Updated: Nov 14, 2019
I’m so glad you asked!
Hormones are chemical messengers that are produced in your brain and other organs. They are sent in your blood to target areas of your body to produce a particular effect. This can range from increasing your heart rate such as with the release of cortisol to regulating your menstrual cycle such as the case with an orchestra of hormones produced by females.
The main one of these is the well-known oestrogen. Most of you will have heard of it in the context of its role in the menstrual cycle, pregnancy and its association with breast cancer as well as some symptoms experienced by women during perimenopause as levels of it decline.
What does your diet have to do with this?
Well a lot actually.
Your body has many checks and balances to maintain healthy levels of oestrogen in relation to the other hormones involved in the cycle, including progesterone and follicle-stimulating hormone and luteinising hormone. One of these is a carrier that binds to the hormone while it is in circulation, stopping active hormone from having free reign and producing unwanted effects such as irregular and heavy menstruation, uterine fibroids and an increased risk of oestrogen dependent cancers.
This is where the association with your diet becomes important. If you eat a lot of food that is high in refined carbohydrates, you may experience elevated blood sugar levels. Another hormone, insulin, is responsible for transporting the glucose out of your blood into other areas of your body but ongoing elevated levels of blood glucose can lead to insulin resistance where your body just can’t keep up with the demands. When this happens there is also a decline in the amount of oestrogen protein carriers produced resulting in an increased level of active hormone in circulation – not what we want!
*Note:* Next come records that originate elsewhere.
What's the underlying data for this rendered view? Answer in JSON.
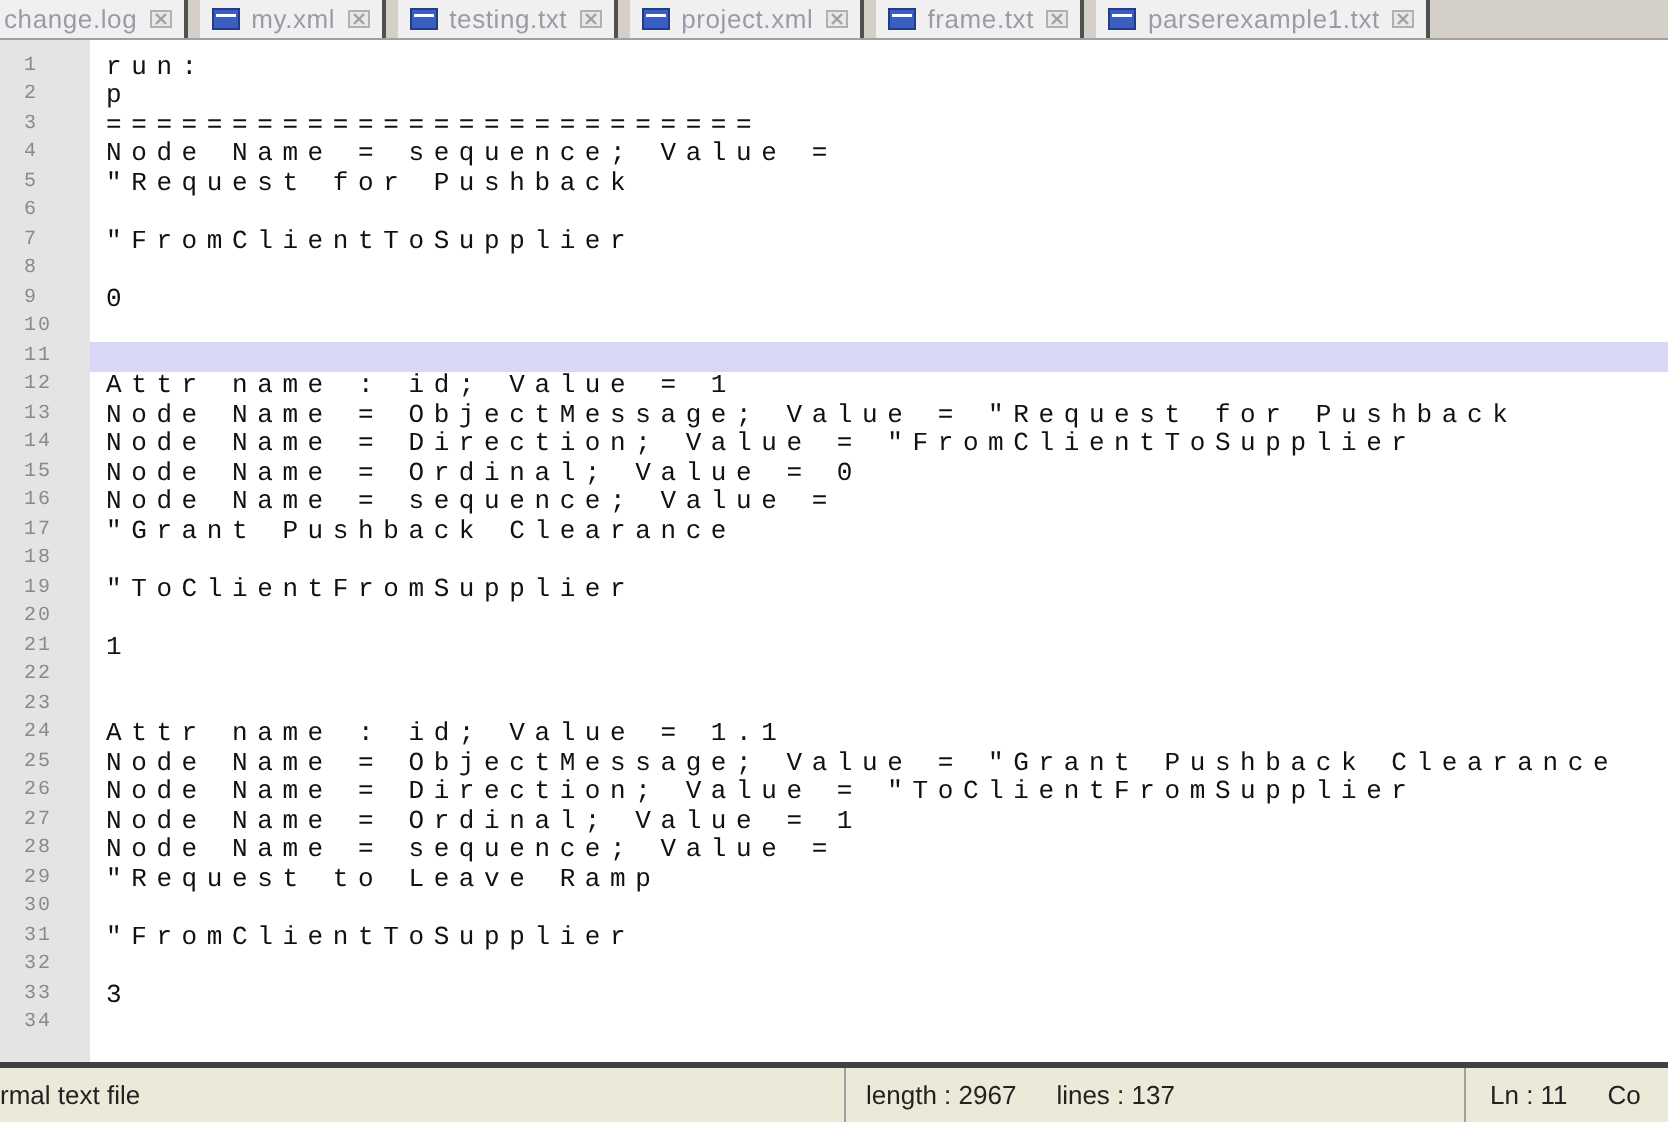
{
  "tabs": [
    {
      "label": "change.log",
      "selected": false
    },
    {
      "label": "my.xml",
      "selected": false
    },
    {
      "label": "testing.txt",
      "selected": false
    },
    {
      "label": "project.xml",
      "selected": false
    },
    {
      "label": "frame.txt",
      "selected": false
    },
    {
      "label": "parserexample1.txt",
      "selected": false
    }
  ],
  "editor": {
    "lines": [
      {
        "number": "1",
        "text": "run:",
        "current": false
      },
      {
        "number": "2",
        "text": "p",
        "current": false
      },
      {
        "number": "3",
        "text": "==========================",
        "current": false
      },
      {
        "number": "4",
        "text": "Node Name = sequence; Value =",
        "current": false
      },
      {
        "number": "5",
        "text": "\"Request for Pushback",
        "current": false
      },
      {
        "number": "6",
        "current": false
      },
      {
        "number": "7",
        "text": "\"FromClientToSupplier",
        "current": false
      },
      {
        "number": "8",
        "current": false
      },
      {
        "number": "9",
        "text": "0",
        "current": false
      },
      {
        "number": "10",
        "current": false
      },
      {
        "number": "11",
        "current": true
      },
      {
        "number": "12",
        "text": "Attr name : id; Value = 1",
        "current": false
      },
      {
        "number": "13",
        "text": "Node Name = ObjectMessage; Value = \"Request for Pushback",
        "current": false
      },
      {
        "number": "14",
        "text": "Node Name = Direction; Value = \"FromClientToSupplier",
        "current": false
      },
      {
        "number": "15",
        "text": "Node Name = Ordinal; Value = 0",
        "current": false
      },
      {
        "number": "16",
        "text": "Node Name = sequence; Value =",
        "current": false
      },
      {
        "number": "17",
        "text": "\"Grant Pushback Clearance",
        "current": false
      },
      {
        "number": "18",
        "current": false
      },
      {
        "number": "19",
        "text": "\"ToClientFromSupplier",
        "current": false
      },
      {
        "number": "20",
        "current": false
      },
      {
        "number": "21",
        "text": "1",
        "current": false
      },
      {
        "number": "22",
        "current": false
      },
      {
        "number": "23",
        "current": false
      },
      {
        "number": "24",
        "text": "Attr name : id; Value = 1.1",
        "current": false
      },
      {
        "number": "25",
        "text": "Node Name = ObjectMessage; Value = \"Grant Pushback Clearance",
        "current": false
      },
      {
        "number": "26",
        "text": "Node Name = Direction; Value = \"ToClientFromSupplier",
        "current": false
      },
      {
        "number": "27",
        "text": "Node Name = Ordinal; Value = 1",
        "current": false
      },
      {
        "number": "28",
        "text": "Node Name = sequence; Value =",
        "current": false
      },
      {
        "number": "29",
        "text": "\"Request to Leave Ramp",
        "current": false
      },
      {
        "number": "30",
        "current": false
      },
      {
        "number": "31",
        "text": "\"FromClientToSupplier",
        "current": false
      },
      {
        "number": "32",
        "current": false
      },
      {
        "number": "33",
        "text": "3",
        "current": false
      },
      {
        "number": "34",
        "current": false
      }
    ]
  },
  "status_bar": {
    "file_type": "rmal text file",
    "length": "length : 2967",
    "lines": "lines : 137",
    "position": "Ln : 11",
    "column": "Co"
  }
}
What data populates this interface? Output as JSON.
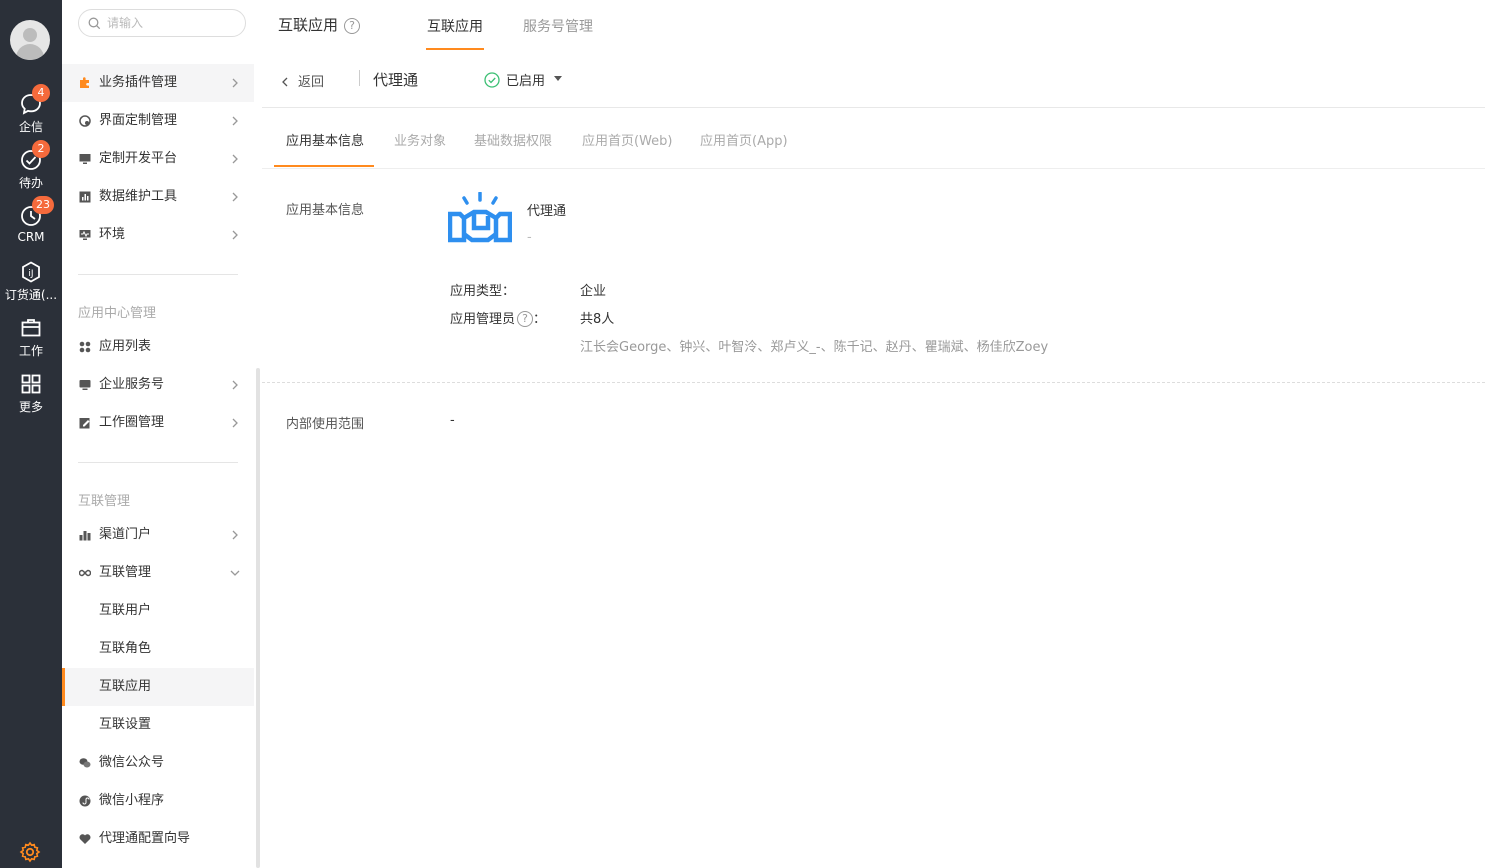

To try and protect itself, your body will convert the glucose into fat for storage and the effect of that process is further increase in oestrogen because fat cells can cleverly convert other hormones such as testosterone into oestrogen – also not what we want!
Reducing your blood glucose by consuming foods with a lower glycaemic index such as whole grains as well as including more protein and beneficial fat in your diet will have a positive effect and help to regulate oestrogen circulation. Here’s a couple of ideas to improve the glycaemic load of your diet
Swap white rice to brown – this increases the amount of fibre and will slow down the absorption of glucose from your food. It also contains many more nutrients such as B vitamins and minerals such as zinc that are important for hormone metabolism.
Swap white potato for sweet potato – this is a much lower GI option and also contains vitamin A that is important for health
Ensure that you are consuming adequate protein in your meals – this will keep you feeling fuller for longer and therefore less likely to snack on unhealthy foods between meals. You can add plant based protein such as legumes and lentils as well as nuts and seeds to your diet.
Limit your alcohol intake – not only does alcohol increase your blood glucose levels, it also depletes your body of vital nutrients required for healthy body function such as B vitamins. Alcohol also effects the environment in your gut by increasing inflammation which changes the bacterial colony in your colon. Keep reading to learn more about why this is important for hormone regulation.
Another way that your body will keep your hormones balanced, especially oestrogen, is by excreting them through your bowel. This happens once the oestrogen is packaged into a form that is no longer active and sent to your colon. Here, some of the bacteria can open the package and cause active oestrogen to be reabsorbed having the effect of increasing the pool of active hormone in circulation.
Your diet plays a major role in your gut health including your microbiome. Foods high in sugar and saturated fats are associated with increased levels of the bacteria that can interfere with oestrogen excretion. They also cause increased inflammation in your digestive tract that can reduce nutrient absorption.
Many women experience symptoms associated with hormonal dysfunction that cause distress and can interfere with their quality of life as well as potentially increase their risk for future health conditions. Treatment options that are offered to them are often dramatic and not without side effects. They can include giving more synthetic hormones or even surgery – the decisions can be overwhelming for women.
While dietary changes may not be enough and more aggressive therapy can be warranted, this should not be the first option. One of the most important philosophies of Naturopathic medicine is to begin with the least intervention and assess the factors that may be contributing or exacerbating the condition and remove them and then move onto more targeted treatment.
Your diet does affect your hormones.
If you’d like to explore how natural medicine can help you to improve your hormonal health, please contact me for further information or to make an appointment for a naturopathic consultation. Bookings can be made online at larissajanenaturopathy.com